The average medical malpractice lawsuit time estimate
The duration of a medical malpractice lawsuit can vary widely depending on several factors, such as the case’s complexity, the availability of evidence, whether the negligent party is willing to settle and avoid trial, and the court’s schedule. On average, a medical malpractice lawsuit may take one to three years to resolve.
How long does it take to receive a medical malpractice settlement?
The timeline for receiving a medical malpractice settlement can vary. Generally, once a settlement agreement is reached, it can take several weeks to months to finalize all the necessary paperwork and complete the administrative procedures.
For lump sum settlements, you may expect to receive the full amount shortly after both parties involved sign and process all required documents. Any outstanding liens or claims against the settlement amount are paid, with the proceeds going to you.

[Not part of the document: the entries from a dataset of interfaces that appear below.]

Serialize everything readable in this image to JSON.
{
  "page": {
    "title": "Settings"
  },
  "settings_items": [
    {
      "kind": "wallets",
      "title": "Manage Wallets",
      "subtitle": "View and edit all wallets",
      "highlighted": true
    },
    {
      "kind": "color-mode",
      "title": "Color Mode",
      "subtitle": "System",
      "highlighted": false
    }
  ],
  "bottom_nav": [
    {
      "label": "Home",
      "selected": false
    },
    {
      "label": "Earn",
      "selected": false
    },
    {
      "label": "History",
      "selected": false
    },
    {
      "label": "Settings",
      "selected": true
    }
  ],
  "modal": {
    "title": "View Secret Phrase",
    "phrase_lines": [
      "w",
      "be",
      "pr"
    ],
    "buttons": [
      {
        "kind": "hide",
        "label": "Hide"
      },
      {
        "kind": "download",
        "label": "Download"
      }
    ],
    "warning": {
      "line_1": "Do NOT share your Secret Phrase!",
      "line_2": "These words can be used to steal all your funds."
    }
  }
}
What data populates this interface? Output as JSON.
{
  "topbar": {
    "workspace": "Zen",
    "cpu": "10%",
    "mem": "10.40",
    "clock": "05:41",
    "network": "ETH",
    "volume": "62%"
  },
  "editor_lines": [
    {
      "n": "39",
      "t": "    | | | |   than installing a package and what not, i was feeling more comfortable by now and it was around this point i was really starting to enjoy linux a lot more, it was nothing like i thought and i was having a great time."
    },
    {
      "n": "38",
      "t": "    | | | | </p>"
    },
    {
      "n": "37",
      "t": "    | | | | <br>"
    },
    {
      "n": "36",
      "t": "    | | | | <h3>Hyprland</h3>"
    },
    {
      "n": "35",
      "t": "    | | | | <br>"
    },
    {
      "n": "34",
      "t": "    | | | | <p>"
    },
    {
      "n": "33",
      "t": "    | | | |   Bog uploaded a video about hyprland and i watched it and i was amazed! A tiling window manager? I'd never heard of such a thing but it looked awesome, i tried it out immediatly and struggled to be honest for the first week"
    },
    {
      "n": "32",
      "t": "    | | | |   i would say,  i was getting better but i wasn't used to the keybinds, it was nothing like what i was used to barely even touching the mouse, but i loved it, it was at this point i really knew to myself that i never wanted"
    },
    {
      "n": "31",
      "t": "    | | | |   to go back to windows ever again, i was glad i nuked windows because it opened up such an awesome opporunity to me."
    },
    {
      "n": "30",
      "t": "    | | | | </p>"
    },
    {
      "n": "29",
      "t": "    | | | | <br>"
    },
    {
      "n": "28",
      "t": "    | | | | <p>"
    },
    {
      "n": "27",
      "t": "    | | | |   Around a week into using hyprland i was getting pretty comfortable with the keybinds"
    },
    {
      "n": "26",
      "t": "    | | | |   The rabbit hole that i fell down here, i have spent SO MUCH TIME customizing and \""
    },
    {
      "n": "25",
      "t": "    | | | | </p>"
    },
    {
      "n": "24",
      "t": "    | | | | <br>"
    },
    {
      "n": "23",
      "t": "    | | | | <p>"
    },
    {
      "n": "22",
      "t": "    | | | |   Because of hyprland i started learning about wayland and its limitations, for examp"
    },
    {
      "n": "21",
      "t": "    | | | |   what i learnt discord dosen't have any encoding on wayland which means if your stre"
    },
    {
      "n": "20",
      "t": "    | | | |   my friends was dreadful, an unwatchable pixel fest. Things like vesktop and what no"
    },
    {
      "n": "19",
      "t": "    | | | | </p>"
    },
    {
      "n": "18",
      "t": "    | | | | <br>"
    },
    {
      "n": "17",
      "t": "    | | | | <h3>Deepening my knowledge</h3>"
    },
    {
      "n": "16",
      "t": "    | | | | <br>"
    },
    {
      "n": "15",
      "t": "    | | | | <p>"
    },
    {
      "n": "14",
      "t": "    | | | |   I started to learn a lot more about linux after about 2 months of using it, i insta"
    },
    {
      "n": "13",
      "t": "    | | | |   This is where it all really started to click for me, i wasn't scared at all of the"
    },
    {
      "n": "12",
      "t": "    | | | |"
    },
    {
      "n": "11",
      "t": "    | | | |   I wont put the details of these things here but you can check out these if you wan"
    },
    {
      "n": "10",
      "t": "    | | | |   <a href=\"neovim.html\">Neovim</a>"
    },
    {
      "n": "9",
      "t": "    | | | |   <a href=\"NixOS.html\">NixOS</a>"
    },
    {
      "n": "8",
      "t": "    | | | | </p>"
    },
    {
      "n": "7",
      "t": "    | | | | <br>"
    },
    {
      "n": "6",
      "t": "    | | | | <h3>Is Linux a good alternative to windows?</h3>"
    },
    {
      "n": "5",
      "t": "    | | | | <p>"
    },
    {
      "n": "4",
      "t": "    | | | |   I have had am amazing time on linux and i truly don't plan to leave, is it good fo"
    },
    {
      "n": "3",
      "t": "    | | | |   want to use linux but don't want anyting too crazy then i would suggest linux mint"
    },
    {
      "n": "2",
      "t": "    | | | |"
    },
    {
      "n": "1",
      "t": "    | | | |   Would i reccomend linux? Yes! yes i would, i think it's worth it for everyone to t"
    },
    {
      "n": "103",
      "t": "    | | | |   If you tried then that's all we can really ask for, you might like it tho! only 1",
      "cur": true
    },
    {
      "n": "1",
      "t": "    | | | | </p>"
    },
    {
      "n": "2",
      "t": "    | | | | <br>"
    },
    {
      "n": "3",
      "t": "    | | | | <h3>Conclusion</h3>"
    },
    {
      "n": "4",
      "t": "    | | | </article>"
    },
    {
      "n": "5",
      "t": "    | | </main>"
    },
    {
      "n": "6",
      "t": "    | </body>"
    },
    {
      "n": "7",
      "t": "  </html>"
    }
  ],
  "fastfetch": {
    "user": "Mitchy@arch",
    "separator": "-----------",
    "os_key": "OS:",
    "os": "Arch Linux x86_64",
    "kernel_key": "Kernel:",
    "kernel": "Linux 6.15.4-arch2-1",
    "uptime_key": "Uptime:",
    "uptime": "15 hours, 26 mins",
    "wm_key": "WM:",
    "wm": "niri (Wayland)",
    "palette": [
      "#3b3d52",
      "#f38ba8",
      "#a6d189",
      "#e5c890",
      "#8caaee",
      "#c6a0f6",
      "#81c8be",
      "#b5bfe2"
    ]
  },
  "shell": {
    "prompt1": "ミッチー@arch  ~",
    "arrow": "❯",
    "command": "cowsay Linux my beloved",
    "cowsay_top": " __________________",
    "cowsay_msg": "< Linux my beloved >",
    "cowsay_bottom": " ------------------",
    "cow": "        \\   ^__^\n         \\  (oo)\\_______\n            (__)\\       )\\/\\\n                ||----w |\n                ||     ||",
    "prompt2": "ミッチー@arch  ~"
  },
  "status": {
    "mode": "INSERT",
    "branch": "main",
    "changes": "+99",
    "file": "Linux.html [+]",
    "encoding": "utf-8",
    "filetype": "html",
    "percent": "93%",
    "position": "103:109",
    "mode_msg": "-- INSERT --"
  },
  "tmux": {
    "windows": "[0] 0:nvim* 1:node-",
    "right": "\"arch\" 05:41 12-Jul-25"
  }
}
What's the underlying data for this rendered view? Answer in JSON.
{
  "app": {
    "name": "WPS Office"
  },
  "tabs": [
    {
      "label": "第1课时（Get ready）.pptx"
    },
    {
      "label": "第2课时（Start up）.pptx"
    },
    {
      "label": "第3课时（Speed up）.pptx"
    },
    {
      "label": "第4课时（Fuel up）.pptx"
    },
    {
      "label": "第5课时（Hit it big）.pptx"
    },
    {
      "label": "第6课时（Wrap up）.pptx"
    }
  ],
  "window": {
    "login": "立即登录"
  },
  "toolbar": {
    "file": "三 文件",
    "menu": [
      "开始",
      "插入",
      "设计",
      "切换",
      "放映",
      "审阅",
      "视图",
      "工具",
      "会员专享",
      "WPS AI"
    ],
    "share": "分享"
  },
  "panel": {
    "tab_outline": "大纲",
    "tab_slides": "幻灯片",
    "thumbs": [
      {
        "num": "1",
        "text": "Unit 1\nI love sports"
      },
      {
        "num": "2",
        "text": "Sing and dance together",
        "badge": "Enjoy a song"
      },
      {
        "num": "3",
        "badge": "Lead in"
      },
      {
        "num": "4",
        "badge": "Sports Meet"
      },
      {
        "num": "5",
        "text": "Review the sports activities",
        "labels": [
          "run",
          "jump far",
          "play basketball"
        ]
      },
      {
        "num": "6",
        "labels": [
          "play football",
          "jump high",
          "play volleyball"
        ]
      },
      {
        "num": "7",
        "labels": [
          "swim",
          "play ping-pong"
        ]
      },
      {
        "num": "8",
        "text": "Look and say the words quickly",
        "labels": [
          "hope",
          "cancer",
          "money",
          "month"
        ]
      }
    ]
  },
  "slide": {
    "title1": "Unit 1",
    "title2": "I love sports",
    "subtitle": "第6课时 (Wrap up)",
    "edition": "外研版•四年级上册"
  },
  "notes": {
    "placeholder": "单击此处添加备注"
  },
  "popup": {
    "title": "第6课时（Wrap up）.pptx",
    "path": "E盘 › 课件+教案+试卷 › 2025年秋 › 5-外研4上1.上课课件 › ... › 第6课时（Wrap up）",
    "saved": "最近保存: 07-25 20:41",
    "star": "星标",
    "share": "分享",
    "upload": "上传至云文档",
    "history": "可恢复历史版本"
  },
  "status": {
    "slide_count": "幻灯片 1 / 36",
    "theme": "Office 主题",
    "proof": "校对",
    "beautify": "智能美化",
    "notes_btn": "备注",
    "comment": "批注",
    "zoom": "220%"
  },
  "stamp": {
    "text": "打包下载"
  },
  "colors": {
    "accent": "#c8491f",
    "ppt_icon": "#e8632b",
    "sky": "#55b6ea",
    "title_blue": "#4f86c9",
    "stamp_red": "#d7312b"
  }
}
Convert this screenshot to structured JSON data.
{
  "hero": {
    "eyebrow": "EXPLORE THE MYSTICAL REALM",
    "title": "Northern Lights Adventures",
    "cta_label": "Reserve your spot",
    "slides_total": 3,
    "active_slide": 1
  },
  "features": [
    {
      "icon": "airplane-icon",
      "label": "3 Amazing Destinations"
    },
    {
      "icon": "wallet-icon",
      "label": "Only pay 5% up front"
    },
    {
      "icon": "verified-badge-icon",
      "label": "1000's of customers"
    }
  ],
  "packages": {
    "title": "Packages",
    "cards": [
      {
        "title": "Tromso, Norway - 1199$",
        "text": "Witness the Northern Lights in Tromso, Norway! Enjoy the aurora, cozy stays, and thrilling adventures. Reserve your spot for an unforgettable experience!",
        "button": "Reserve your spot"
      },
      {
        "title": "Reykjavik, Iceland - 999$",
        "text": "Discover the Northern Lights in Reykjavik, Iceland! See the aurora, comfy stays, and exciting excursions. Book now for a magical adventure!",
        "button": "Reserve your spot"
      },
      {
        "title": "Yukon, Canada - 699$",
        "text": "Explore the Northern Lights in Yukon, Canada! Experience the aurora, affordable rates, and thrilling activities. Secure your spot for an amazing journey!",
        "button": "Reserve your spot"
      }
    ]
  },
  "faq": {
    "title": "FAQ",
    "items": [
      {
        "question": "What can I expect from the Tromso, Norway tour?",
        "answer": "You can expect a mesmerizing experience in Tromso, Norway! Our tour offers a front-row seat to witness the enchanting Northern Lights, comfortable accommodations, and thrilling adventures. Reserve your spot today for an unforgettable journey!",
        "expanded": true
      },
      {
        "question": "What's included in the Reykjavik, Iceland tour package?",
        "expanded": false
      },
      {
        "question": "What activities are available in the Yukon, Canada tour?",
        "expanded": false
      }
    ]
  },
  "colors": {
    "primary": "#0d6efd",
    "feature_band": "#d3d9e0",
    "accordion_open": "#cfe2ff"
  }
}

If you opt for a structured annuity settlement, the compensation is paid in periodic installments rather than as one lump sum payment. The structured annuity will define the frequency and duration of the payments, which can span several years or even a lifetime.
Have you been injured due to medical negligence or malpractice?
Medical negligence and medical malpractice are related terms that refer to different aspects of a healthcare provider’s actions or omissions in the context of patient care. Here is the difference between them:
- Medical negligence: Medical negligence refers to a breach of duty by a healthcare professional, such as a doctor, nurse, or technician. It involves their failure to meet the standard of care expected from reasonably competent medical practitioners under similar circumstances. In other words, it signifies an act or omission demonstrating a lack of reasonable skill or judgment.
- Medical malpractice: Medical malpractice goes beyond mere negligence and involves legal implications. It occurs when a healthcare professional’s negligent action or omission leads to harm or injury to the patient and gives rise to a cause of action for compensation. Medical malpractice requires the following elements:
- Duty: The healthcare professional has a duty to provide care to the patient
- Breach: The healthcare professional breached that duty by deviating from the applicable standard of care
- Causation: The breach of duty caused harm or injury to the patient
- Damages: The patient suffered damages as a result
Common medical negligence causes
Medical negligence can occur in various ways and in different healthcare settings. Some common causes of medical negligence include:
- Misdiagnosis or delayed diagnosis
- Surgical errors
- Medication errors
- Birth injuries
- Failure to obtain informed consent
- Failure in emergency room care
- Anesthesia errors
- Nursing home neglect
Damages you may be entitled to
If you are a victim of medical malpractice, you may be entitled to various types of damages depending on the specifics of your case and Florida laws, including:
- Economic damages: These are financial losses incurred as a result of the malpractice, such as medical expenses and lost wages
- Non-economic damages: These are subjective losses that do not have an exact monetary value but aim to compensate for pain and suffering, emotional distress, loss of enjoyment of life, and other intangible harms
- Punitive damages: In cases where the healthcare provider’s actions are deemed incredibly reckless or intentionally harmful, punitive damages may be awarded to punish the defendant and deter similar behavior in the future
- Wrongful death damages: If medical malpractice results in the death of a loved one, surviving family members may seek compensation for funeral expenses, loss of financial support, loss of companionship, and more
Contact Jack Bernstein’s medical malpractice attorneys
If you believe you have been a victim of medical malpractice, do not hesitate to take action. Our experienced medical malpractice attorneys are ready to listen to your case, provide expert guidance, and fight for the compensation you deserve.
FLA. STAT. § 94.11(4)(b). (2023).
FLA. STAT. § 766.118. (2023).